### [Exercise description]
When responding, copy every record below exactly as it appears.

Data records
'''

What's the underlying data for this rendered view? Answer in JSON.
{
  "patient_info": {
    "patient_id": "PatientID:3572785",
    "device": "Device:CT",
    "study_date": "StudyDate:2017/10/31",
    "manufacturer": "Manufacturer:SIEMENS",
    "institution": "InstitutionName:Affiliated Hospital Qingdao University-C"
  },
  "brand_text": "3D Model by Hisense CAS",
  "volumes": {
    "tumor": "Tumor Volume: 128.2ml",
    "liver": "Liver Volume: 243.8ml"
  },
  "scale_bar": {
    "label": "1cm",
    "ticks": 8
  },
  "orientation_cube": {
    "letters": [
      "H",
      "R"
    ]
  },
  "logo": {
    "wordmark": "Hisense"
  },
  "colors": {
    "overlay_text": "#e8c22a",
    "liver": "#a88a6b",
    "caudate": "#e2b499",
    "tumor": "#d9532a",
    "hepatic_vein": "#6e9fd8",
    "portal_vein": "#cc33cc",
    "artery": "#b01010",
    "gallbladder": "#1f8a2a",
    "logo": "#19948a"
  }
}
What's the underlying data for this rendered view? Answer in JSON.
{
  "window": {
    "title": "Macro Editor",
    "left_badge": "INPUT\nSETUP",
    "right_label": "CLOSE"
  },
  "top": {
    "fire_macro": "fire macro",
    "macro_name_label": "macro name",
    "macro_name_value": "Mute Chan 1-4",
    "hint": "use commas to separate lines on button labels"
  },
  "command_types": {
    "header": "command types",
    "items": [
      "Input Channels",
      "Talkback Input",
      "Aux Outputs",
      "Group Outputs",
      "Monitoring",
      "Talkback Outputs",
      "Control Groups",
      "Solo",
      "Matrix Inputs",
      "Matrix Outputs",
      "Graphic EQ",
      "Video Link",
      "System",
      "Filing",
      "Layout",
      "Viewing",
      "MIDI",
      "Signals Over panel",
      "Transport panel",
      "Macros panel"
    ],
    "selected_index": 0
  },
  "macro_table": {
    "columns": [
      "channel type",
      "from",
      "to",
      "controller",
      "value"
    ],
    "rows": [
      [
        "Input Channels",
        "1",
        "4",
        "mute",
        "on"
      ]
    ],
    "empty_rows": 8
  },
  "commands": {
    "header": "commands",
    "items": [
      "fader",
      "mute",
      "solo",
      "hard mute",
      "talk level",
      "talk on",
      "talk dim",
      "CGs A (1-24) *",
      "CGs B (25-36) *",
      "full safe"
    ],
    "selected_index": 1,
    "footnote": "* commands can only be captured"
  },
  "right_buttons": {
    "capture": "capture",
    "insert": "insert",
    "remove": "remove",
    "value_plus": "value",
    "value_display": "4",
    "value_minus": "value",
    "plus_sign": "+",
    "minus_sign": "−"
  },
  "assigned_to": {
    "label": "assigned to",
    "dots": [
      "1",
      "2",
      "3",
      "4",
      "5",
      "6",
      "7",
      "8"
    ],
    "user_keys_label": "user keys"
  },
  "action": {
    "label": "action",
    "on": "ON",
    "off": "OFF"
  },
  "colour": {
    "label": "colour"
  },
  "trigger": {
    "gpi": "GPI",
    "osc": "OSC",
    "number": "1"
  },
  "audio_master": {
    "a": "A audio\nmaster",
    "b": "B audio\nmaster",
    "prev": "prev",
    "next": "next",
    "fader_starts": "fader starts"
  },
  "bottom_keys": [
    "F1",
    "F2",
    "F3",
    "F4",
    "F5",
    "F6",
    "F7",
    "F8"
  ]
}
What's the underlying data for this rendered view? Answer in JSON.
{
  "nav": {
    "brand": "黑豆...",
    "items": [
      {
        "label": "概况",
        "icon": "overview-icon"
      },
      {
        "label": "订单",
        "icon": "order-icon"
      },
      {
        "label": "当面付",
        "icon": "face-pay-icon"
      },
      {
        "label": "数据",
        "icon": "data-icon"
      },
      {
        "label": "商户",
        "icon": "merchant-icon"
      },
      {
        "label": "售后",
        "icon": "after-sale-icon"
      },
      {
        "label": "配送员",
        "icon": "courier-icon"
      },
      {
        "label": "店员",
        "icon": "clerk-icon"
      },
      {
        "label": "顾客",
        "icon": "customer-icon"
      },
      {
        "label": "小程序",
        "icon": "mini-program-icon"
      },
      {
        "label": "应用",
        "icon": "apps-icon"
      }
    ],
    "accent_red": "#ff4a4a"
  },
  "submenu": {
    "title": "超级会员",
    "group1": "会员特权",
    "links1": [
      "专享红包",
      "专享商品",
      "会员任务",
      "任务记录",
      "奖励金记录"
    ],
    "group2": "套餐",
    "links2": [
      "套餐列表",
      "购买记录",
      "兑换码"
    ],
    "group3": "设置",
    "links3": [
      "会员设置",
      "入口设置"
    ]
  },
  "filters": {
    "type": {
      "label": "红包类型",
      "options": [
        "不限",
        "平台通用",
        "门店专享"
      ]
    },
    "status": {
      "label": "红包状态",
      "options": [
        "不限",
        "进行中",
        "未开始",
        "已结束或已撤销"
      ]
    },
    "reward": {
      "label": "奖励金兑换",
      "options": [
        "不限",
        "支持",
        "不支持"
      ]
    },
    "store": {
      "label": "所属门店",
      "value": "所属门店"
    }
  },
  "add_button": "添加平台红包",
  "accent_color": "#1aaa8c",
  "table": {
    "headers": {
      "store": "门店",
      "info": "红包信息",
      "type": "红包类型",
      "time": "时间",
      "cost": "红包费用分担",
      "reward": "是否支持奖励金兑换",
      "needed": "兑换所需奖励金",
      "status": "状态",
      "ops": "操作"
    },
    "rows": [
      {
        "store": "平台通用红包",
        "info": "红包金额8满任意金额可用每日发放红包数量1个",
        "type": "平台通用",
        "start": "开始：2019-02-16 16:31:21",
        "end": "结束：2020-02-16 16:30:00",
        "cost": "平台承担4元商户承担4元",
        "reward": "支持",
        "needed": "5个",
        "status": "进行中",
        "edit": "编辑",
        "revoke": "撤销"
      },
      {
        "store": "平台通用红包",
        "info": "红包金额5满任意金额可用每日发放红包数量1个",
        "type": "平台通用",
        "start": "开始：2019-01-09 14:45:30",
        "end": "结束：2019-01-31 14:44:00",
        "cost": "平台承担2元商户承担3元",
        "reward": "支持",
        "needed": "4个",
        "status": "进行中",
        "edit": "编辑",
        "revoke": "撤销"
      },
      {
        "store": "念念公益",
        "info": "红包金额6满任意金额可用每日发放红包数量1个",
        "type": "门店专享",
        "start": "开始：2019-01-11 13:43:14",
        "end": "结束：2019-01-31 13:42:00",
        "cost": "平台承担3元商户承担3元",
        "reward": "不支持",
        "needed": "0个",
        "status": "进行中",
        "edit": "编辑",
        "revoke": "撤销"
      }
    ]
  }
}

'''

### [Expected answer]
What's the underlying data for this rendered view? Answer in JSON.
{
  "patient_info": {
    "patient_id": "PatientID:3572785",
    "device": "Device:CT",
    "study_date": "StudyDate:2017/10/31",
    "manufacturer": "Manufacturer:SIEMENS",
    "institution": "InstitutionName:Affiliated Hospital Qingdao University-C"
  },
  "brand_text": "3D Model by Hisense CAS",
  "volumes": {
    "tumor": "Tumor Volume: 128.2ml",
    "liver": "Liver Volume: 243.8ml"
  },
  "scale_bar": {
    "label": "1cm",
    "ticks": 8
  },
  "orientation_cube": {
    "letters": [
      "H",
      "R"
    ]
  },
  "logo": {
    "wordmark": "Hisense"
  },
  "colors": {
    "overlay_text": "#e8c22a",
    "liver": "#a88a6b",
    "caudate": "#e2b499",
    "tumor": "#d9532a",
    "hepatic_vein": "#6e9fd8",
    "portal_vein": "#cc33cc",
    "artery": "#b01010",
    "gallbladder": "#1f8a2a",
    "logo": "#19948a"
  }
}
What's the underlying data for this rendered view? Answer in JSON.
{
  "window": {
    "title": "Macro Editor",
    "left_badge": "INPUT\nSETUP",
    "right_label": "CLOSE"
  },
  "top": {
    "fire_macro": "fire macro",
    "macro_name_label": "macro name",
    "macro_name_value": "Mute Chan 1-4",
    "hint": "use commas to separate lines on button labels"
  },
  "command_types": {
    "header": "command types",
    "items": [
      "Input Channels",
      "Talkback Input",
      "Aux Outputs",
      "Group Outputs",
      "Monitoring",
      "Talkback Outputs",
      "Control Groups",
      "Solo",
      "Matrix Inputs",
      "Matrix Outputs",
      "Graphic EQ",
      "Video Link",
      "System",
      "Filing",
      "Layout",
      "Viewing",
      "MIDI",
      "Signals Over panel",
      "Transport panel",
      "Macros panel"
    ],
    "selected_index": 0
  },
  "macro_table": {
    "columns": [
      "channel type",
      "from",
      "to",
      "controller",
      "value"
    ],
    "rows": [
      [
        "Input Channels",
        "1",
        "4",
        "mute",
        "on"
      ]
    ],
    "empty_rows": 8
  },
  "commands": {
    "header": "commands",
    "items": [
      "fader",
      "mute",
      "solo",
      "hard mute",
      "talk level",
      "talk on",
      "talk dim",
      "CGs A (1-24) *",
      "CGs B (25-36) *",
      "full safe"
    ],
    "selected_index": 1,
    "footnote": "* commands can only be captured"
  },
  "right_buttons": {
    "capture": "capture",
    "insert": "insert",
    "remove": "remove",
    "value_plus": "value",
    "value_display": "4",
    "value_minus": "value",
    "plus_sign": "+",
    "minus_sign": "−"
  },
  "assigned_to": {
    "label": "assigned to",
    "dots": [
      "1",
      "2",
      "3",
      "4",
      "5",
      "6",
      "7",
      "8"
    ],
    "user_keys_label": "user keys"
  },
  "action": {
    "label": "action",
    "on": "ON",
    "off": "OFF"
  },
  "colour": {
    "label": "colour"
  },
  "trigger": {
    "gpi": "GPI",
    "osc": "OSC",
    "number": "1"
  },
  "audio_master": {
    "a": "A audio\nmaster",
    "b": "B audio\nmaster",
    "prev": "prev",
    "next": "next",
    "fader_starts": "fader starts"
  },
  "bottom_keys": [
    "F1",
    "F2",
    "F3",
    "F4",
    "F5",
    "F6",
    "F7",
    "F8"
  ]
}
What's the underlying data for this rendered view? Answer in JSON.
{
  "nav": {
    "brand": "黑豆...",
    "items": [
      {
        "label": "概况",
        "icon": "overview-icon"
      },
      {
        "label": "订单",
        "icon": "order-icon"
      },
      {
        "label": "当面付",
        "icon": "face-pay-icon"
      },
      {
        "label": "数据",
        "icon": "data-icon"
      },
      {
        "label": "商户",
        "icon": "merchant-icon"
      },
      {
        "label": "售后",
        "icon": "after-sale-icon"
      },
      {
        "label": "配送员",
        "icon": "courier-icon"
      },
      {
        "label": "店员",
        "icon": "clerk-icon"
      },
      {
        "label": "顾客",
        "icon": "customer-icon"
      },
      {
        "label": "小程序",
        "icon": "mini-program-icon"
      },
      {
        "label": "应用",
        "icon": "apps-icon"
      }
    ],
    "accent_red": "#ff4a4a"
  },
  "submenu": {
    "title": "超级会员",
    "group1": "会员特权",
    "links1": [
      "专享红包",
      "专享商品",
      "会员任务",
      "任务记录",
      "奖励金记录"
    ],
    "group2": "套餐",
    "links2": [
      "套餐列表",
      "购买记录",
      "兑换码"
    ],
    "group3": "设置",
    "links3": [
      "会员设置",
      "入口设置"
    ]
  },
  "filters": {
    "type": {
      "label": "红包类型",
      "options": [
        "不限",
        "平台通用",
        "门店专享"
      ]
    },
    "status": {
      "label": "红包状态",
      "options": [
        "不限",
        "进行中",
        "未开始",
        "已结束或已撤销"
      ]
    },
    "reward": {
      "label": "奖励金兑换",
      "options": [
        "不限",
        "支持",
        "不支持"
      ]
    },
    "store": {
      "label": "所属门店",
      "value": "所属门店"
    }
  },
  "add_button": "添加平台红包",
  "accent_color": "#1aaa8c",
  "table": {
    "headers": {
      "store": "门店",
      "info": "红包信息",
      "type": "红包类型",
      "time": "时间",
      "cost": "红包费用分担",
      "reward": "是否支持奖励金兑换",
      "needed": "兑换所需奖励金",
      "status": "状态",
      "ops": "操作"
    },
    "rows": [
      {
        "store": "平台通用红包",
        "info": "红包金额8满任意金额可用每日发放红包数量1个",
        "type": "平台通用",
        "start": "开始：2019-02-16 16:31:21",
        "end": "结束：2020-02-16 16:30:00",
        "cost": "平台承担4元商户承担4元",
        "reward": "支持",
        "needed": "5个",
        "status": "进行中",
        "edit": "编辑",
        "revoke": "撤销"
      },
      {
        "store": "平台通用红包",
        "info": "红包金额5满任意金额可用每日发放红包数量1个",
        "type": "平台通用",
        "start": "开始：2019-01-09 14:45:30",
        "end": "结束：2019-01-31 14:44:00",
        "cost": "平台承担2元商户承担3元",
        "reward": "支持",
        "needed": "4个",
        "status": "进行中",
        "edit": "编辑",
        "revoke": "撤销"
      },
      {
        "store": "念念公益",
        "info": "红包金额6满任意金额可用每日发放红包数量1个",
        "type": "门店专享",
        "start": "开始：2019-01-11 13:43:14",
        "end": "结束：2019-01-31 13:42:00",
        "cost": "平台承担3元商户承担3元",
        "reward": "不支持",
        "needed": "0个",
        "status": "进行中",
        "edit": "编辑",
        "revoke": "撤销"
      }
    ]
  }
}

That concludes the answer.